In India, the full state of jazz has not yet been evolved from ragtime, although the frequent streams of returning officials from England all bring with them new cargoes of tunes – direct from New york via Leicester Square. But by the time they reach there, they are old and shopworn.

Copyright New York TImes

Journey along the Indian coast in the Arabian Sea to India’s little brother Ceylon, where you find jazz in its most antiquated state. It isn’t jazz, but they think it is. They have only arrived at Down in Jungle Town. The record, played on a venerable gramaphone, was one of the old ones which announced the song and the band. But the one-step is there. On the terrace of the Galle Face Hotel, on the edge of the Arabian Sea, an Arabian moon, swaying cocoanut trees, chirping monkeys and cawing of big birds mingled with the strains of the local band”.

Although a somewhat disparaging view of Jazz in India, never the less, an important historical document that references Jazz in India – 90 years ago…

Click here for the entire article, Jazz Latitude,by Burnet Hershey, June 25, 1922, Copyright the New York TImes

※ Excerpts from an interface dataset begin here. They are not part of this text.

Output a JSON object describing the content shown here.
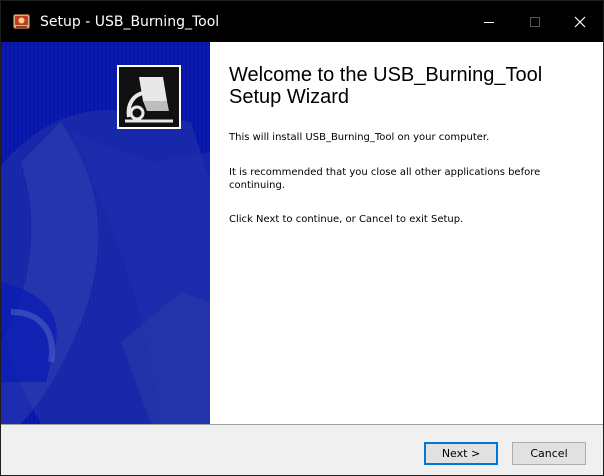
{
  "window": {
    "title": "Setup - USB_Burning_Tool",
    "minimize_icon": "minimize-icon",
    "maximize_icon": "maximize-icon",
    "close_icon": "close-icon"
  },
  "sidebar": {
    "logo_icon": "usb-burning-tool-logo-icon"
  },
  "content": {
    "heading": "Welcome to the USB_Burning_Tool Setup Wizard",
    "paragraph_1": "This will install USB_Burning_Tool on your computer.",
    "paragraph_2": "It is recommended that you close all other applications before continuing.",
    "paragraph_3": "Click Next to continue, or Cancel to exit Setup."
  },
  "buttons": {
    "next_label": "Next >",
    "cancel_label": "Cancel"
  },
  "colors": {
    "titlebar": "#000000",
    "sidebar": "#0a1ab4",
    "footer": "#f0f0f0",
    "focus_border": "#0078d7"
  }
}
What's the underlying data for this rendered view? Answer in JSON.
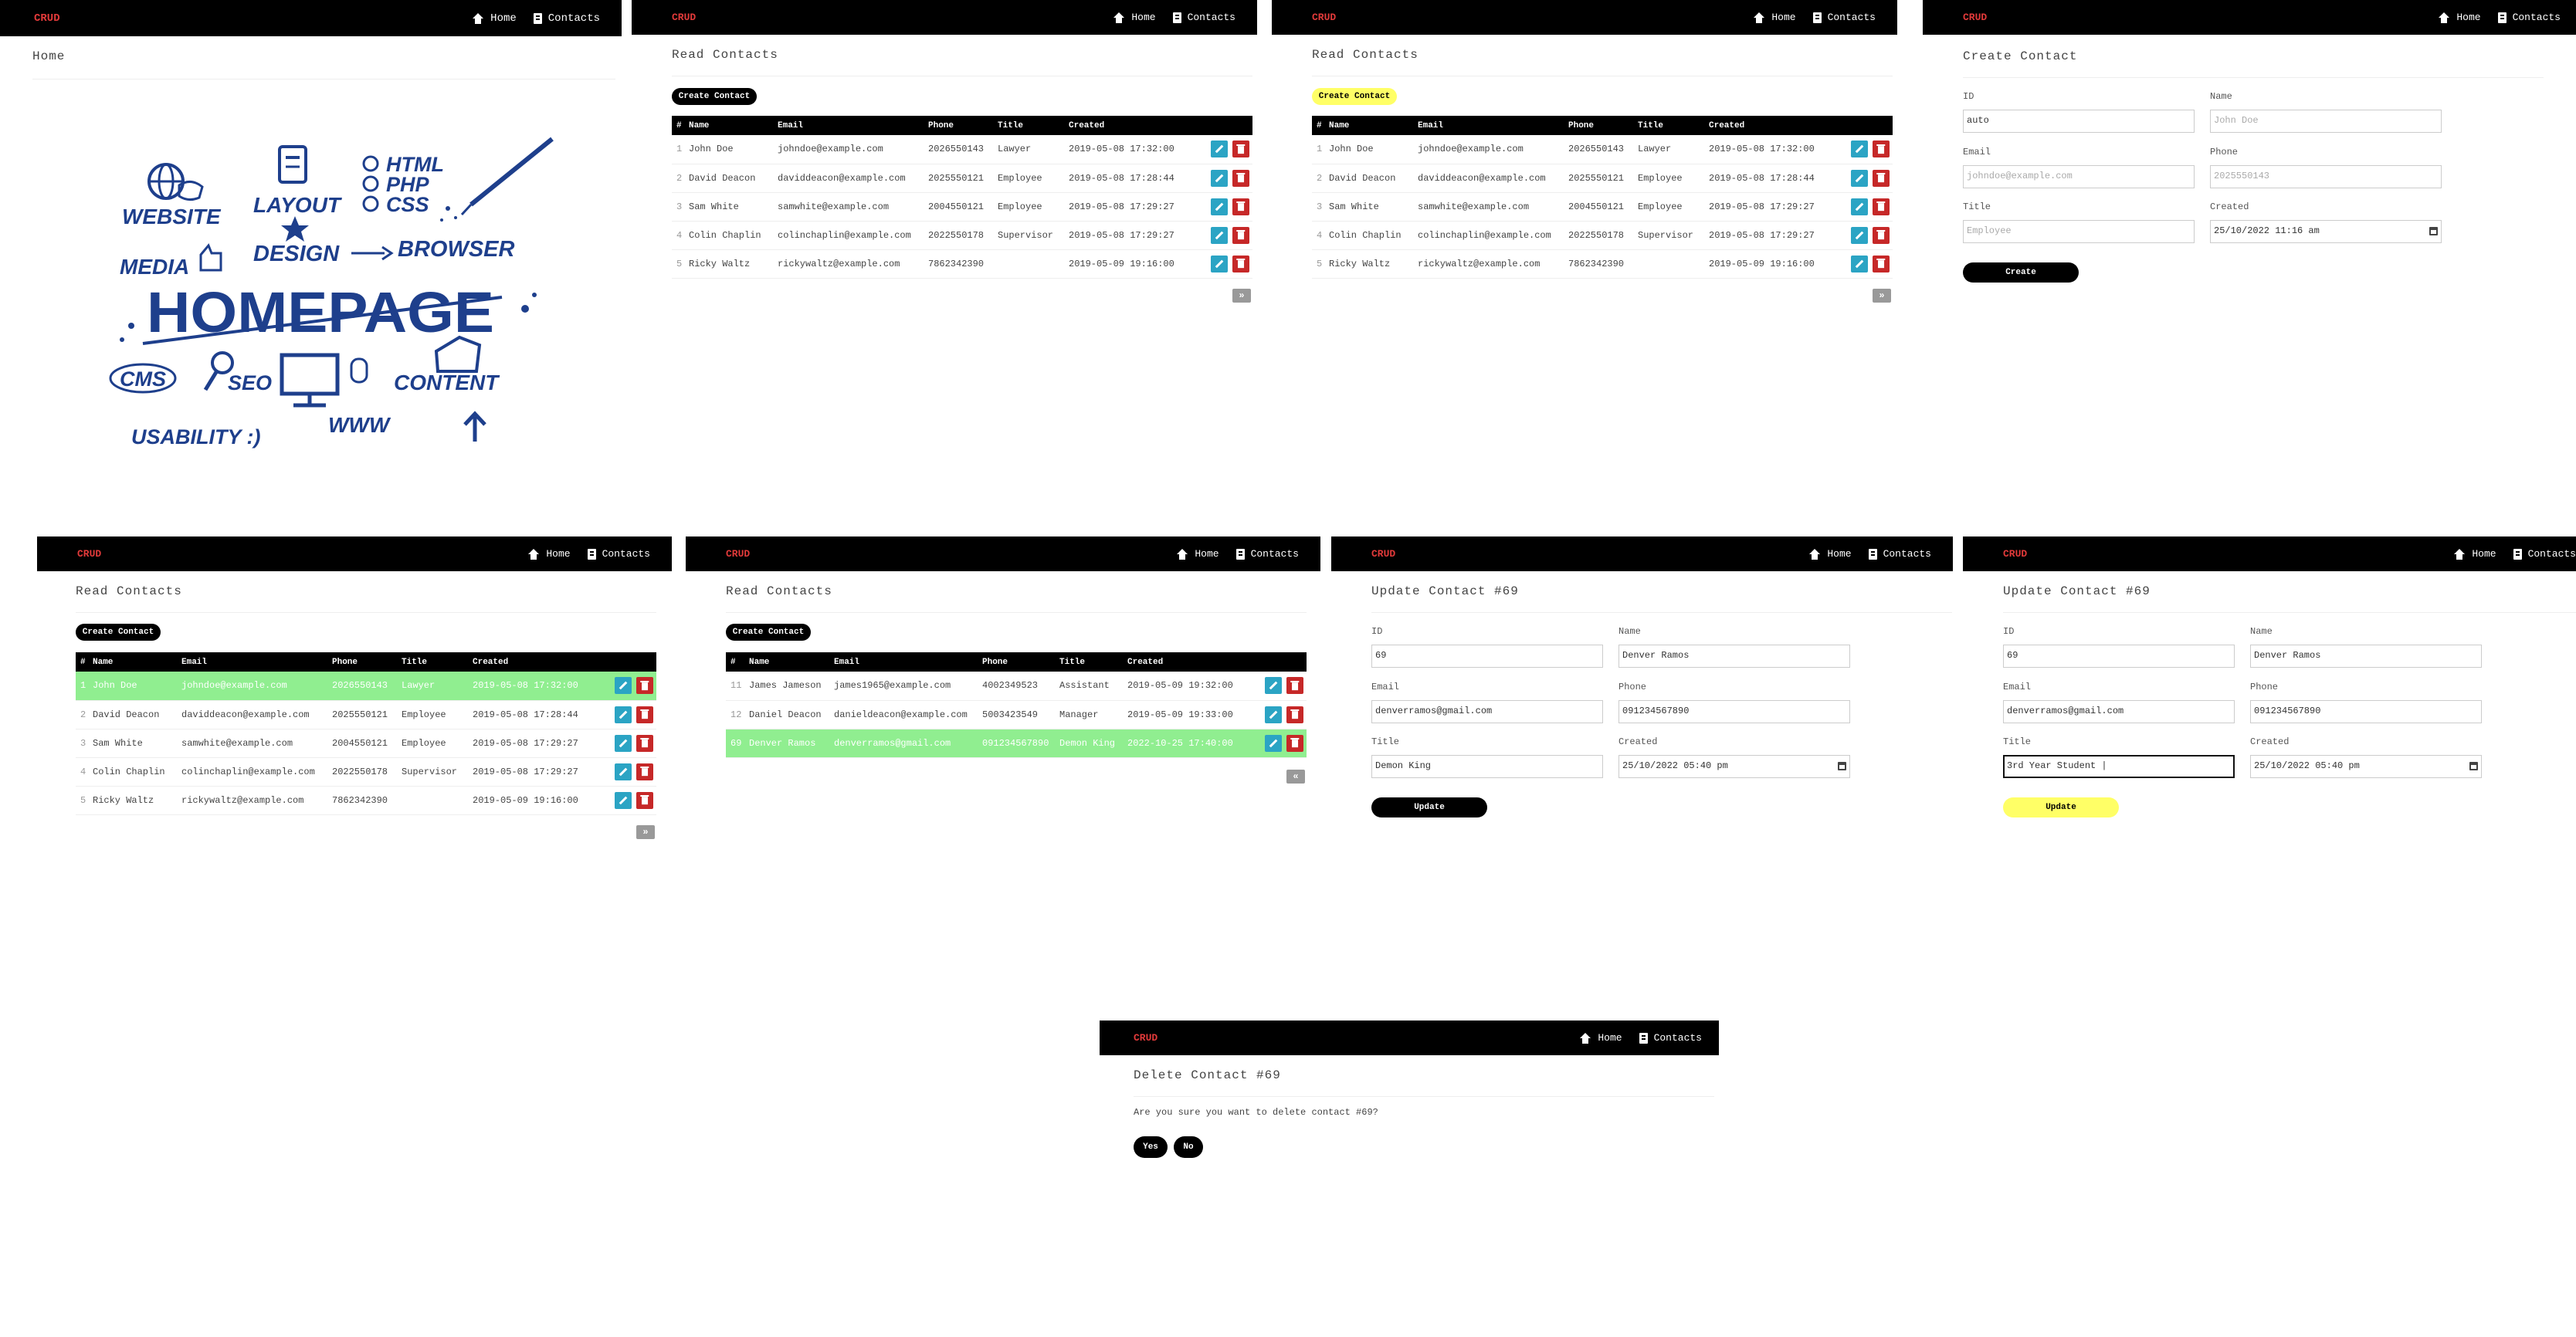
{
  "nav": {
    "brand": "CRUD",
    "home": "Home",
    "contacts": "Contacts"
  },
  "panel_home": {
    "title": "Home"
  },
  "homepage_art": {
    "headline": "HOMEPAGE",
    "words": [
      "WEBSITE",
      "LAYOUT",
      "HTML",
      "PHP",
      "CSS",
      "MEDIA",
      "DESIGN",
      "BROWSER",
      "CMS",
      "SEO",
      "CONTENT",
      "USABILITY :)",
      "WWW"
    ]
  },
  "panel_read1": {
    "title": "Read Contacts",
    "create_label": "Create Contact"
  },
  "panel_read2": {
    "title": "Read Contacts",
    "create_label": "Create Contact"
  },
  "panel_read3": {
    "title": "Read Contacts",
    "create_label": "Create Contact"
  },
  "panel_read4": {
    "title": "Read Contacts",
    "create_label": "Create Contact"
  },
  "table_headers": {
    "id": "#",
    "name": "Name",
    "email": "Email",
    "phone": "Phone",
    "title": "Title",
    "created": "Created"
  },
  "pager_next": "»",
  "pager_prev": "«",
  "contacts_page1": [
    {
      "id": "1",
      "name": "John Doe",
      "email": "johndoe@example.com",
      "phone": "2026550143",
      "title": "Lawyer",
      "created": "2019-05-08 17:32:00"
    },
    {
      "id": "2",
      "name": "David Deacon",
      "email": "daviddeacon@example.com",
      "phone": "2025550121",
      "title": "Employee",
      "created": "2019-05-08 17:28:44"
    },
    {
      "id": "3",
      "name": "Sam White",
      "email": "samwhite@example.com",
      "phone": "2004550121",
      "title": "Employee",
      "created": "2019-05-08 17:29:27"
    },
    {
      "id": "4",
      "name": "Colin Chaplin",
      "email": "colinchaplin@example.com",
      "phone": "2022550178",
      "title": "Supervisor",
      "created": "2019-05-08 17:29:27"
    },
    {
      "id": "5",
      "name": "Ricky Waltz",
      "email": "rickywaltz@example.com",
      "phone": "7862342390",
      "title": "",
      "created": "2019-05-09 19:16:00"
    }
  ],
  "contacts_page3": [
    {
      "id": "11",
      "name": "James Jameson",
      "email": "james1965@example.com",
      "phone": "4002349523",
      "title": "Assistant",
      "created": "2019-05-09 19:32:00"
    },
    {
      "id": "12",
      "name": "Daniel Deacon",
      "email": "danieldeacon@example.com",
      "phone": "5003423549",
      "title": "Manager",
      "created": "2019-05-09 19:33:00"
    },
    {
      "id": "69",
      "name": "Denver Ramos",
      "email": "denverramos@gmail.com",
      "phone": "091234567890",
      "title": "Demon King",
      "created": "2022-10-25 17:40:00"
    }
  ],
  "panel_create": {
    "title": "Create Contact",
    "labels": {
      "id": "ID",
      "name": "Name",
      "email": "Email",
      "phone": "Phone",
      "title": "Title",
      "created": "Created"
    },
    "values": {
      "id": "auto",
      "name": "John Doe",
      "email": "johndoe@example.com",
      "phone": "2025550143",
      "title": "Employee",
      "created": "25/10/2022 11:16 am"
    },
    "submit": "Create"
  },
  "panel_update1": {
    "title": "Update Contact #69",
    "labels": {
      "id": "ID",
      "name": "Name",
      "email": "Email",
      "phone": "Phone",
      "title": "Title",
      "created": "Created"
    },
    "values": {
      "id": "69",
      "name": "Denver Ramos",
      "email": "denverramos@gmail.com",
      "phone": "091234567890",
      "title": "Demon King",
      "created": "25/10/2022 05:40 pm"
    },
    "submit": "Update"
  },
  "panel_update2": {
    "title": "Update Contact #69",
    "labels": {
      "id": "ID",
      "name": "Name",
      "email": "Email",
      "phone": "Phone",
      "title": "Title",
      "created": "Created"
    },
    "values": {
      "id": "69",
      "name": "Denver Ramos",
      "email": "denverramos@gmail.com",
      "phone": "091234567890",
      "title": "3rd Year Student |",
      "created": "25/10/2022 05:40 pm"
    },
    "submit": "Update"
  },
  "panel_delete": {
    "title": "Delete Contact #69",
    "question": "Are you sure you want to delete contact #69?",
    "yes": "Yes",
    "no": "No"
  },
  "colors": {
    "brand": "#e23a3a",
    "navbar": "#000000",
    "highlight": "#ffff66",
    "selected_row": "#90ee90",
    "edit": "#2ba4c4",
    "delete": "#c62828"
  }
}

Thanks Astri , and do keep us posted on your Oral History project !!

Who Brought Jazz to India – Part III

Thanks for the feedback on this series featuring the work of Dr. Brad Shope , Texas A&M..
Part I and II are available here

Who Brought Jazz to India – Part I
Who Brought Jazz to India – Part II

As we conclude with Part III, we recognize , along with Brad, that there are others who have also undertaken a journey of discovery with regard to the origins and history of Jazz in India. This slide from our presentation at the Institute of Jazz Studies lists many contributors who work has helped with the historical background of this film.. Do take a moment to google some of the names, or peruse the blog for references to their work

Here is Part III